T.E.R:R.A.I.N - Taranaki Educational Resource: Research, Analysis and Information Network

Damselfly (Red) Xanthocnemis zealandica

Kingdom: Animalia 
Family Coenagrionidae
Scientific name: Xanthocnemis zealandica
Common name: Red Damselfly, Red Coat Damselfly

The red damselfly is the most common damselfly found in a New Zealand. It is a native found through out New Zealand. They are are expert hunters - adults take small insects on the wing and their nymphs are pretty impressive aquatic predators. 
You can tell a damselfly from a dragonfly thanks to the way they hold their wings - damselflies fold them up over their body when they land while dragonflies hold them open.



A female red damselfly (heterochrome coloured, there are two versions of their colouration) - 



Female Xanthocnemis zealandica carring  water mites.  See text below photo.

Scientists Jose Andres and Adolfo Cordero of the Universidade de Vigo, Pontevedra, Spain, took a close look at parasitism in their research “Effect of Water Mites on the Damselfly, Ceriagrion tenellum,” published in a 2002 edition of Ecological Entomology.

They pointed out:

1. "Water mite parasitism is expected to have an important effect on damselfly survivorship and reproductive success, because mites drain considerable amounts of body fluids from their hosts," they wrote in their abstract. "This study tests the effect of water mite parasitism in a marked population of the damselfly Ceriagrion tenellum during 1995 (individuals marked as mature adults) and 1996 (individuals marked as tenerals)."

2. "Almost all teneral individuals were parasitized (98%) and mites were aggregated strongly on some individuals. Parasite load increased during the season."

3. "Parasites had no effect on the probability of recapture of hosts as mature adults. The average daily survival rate of lightly- and heavily-parasitized individuals, estimated with Jolly's stochastic method, did not differ significantly."
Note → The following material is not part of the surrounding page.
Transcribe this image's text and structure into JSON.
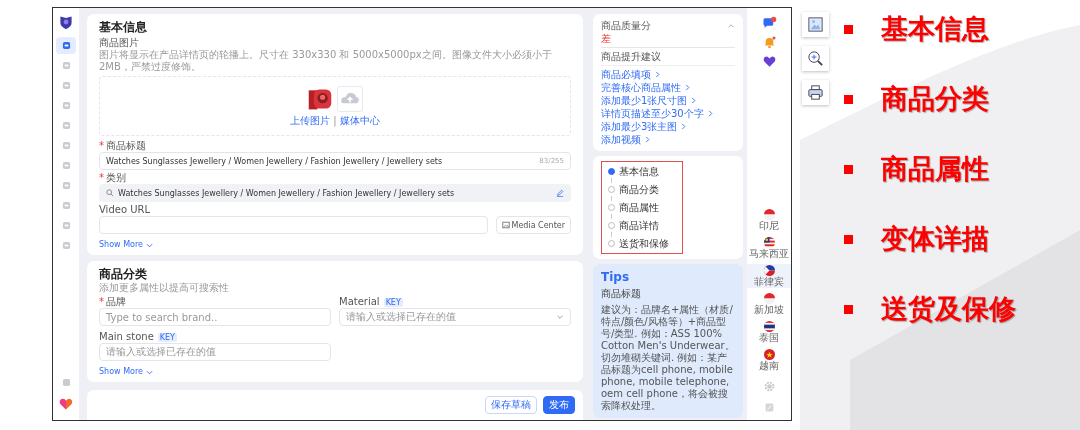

4. "In 1995 parasites had a significant effect on host mating success. The probability of mating was about 25% lower for heavily parasitized males than for lightly parasitized males. Lightly parasitized males also mated more times than heavily parasitized males, even if heavily parasitized males lived longer. In 1996, parasitism did not have an effect on male mating success. In both years mites had no effect on female lifetime mating success."

In conclusion, they found that "water mite parasitism does not reduce damselfly survivorship, but it could reduce male mating success in some circumstances. Further long-term studies are needed, especially in populations with a lower incidence of parasitism."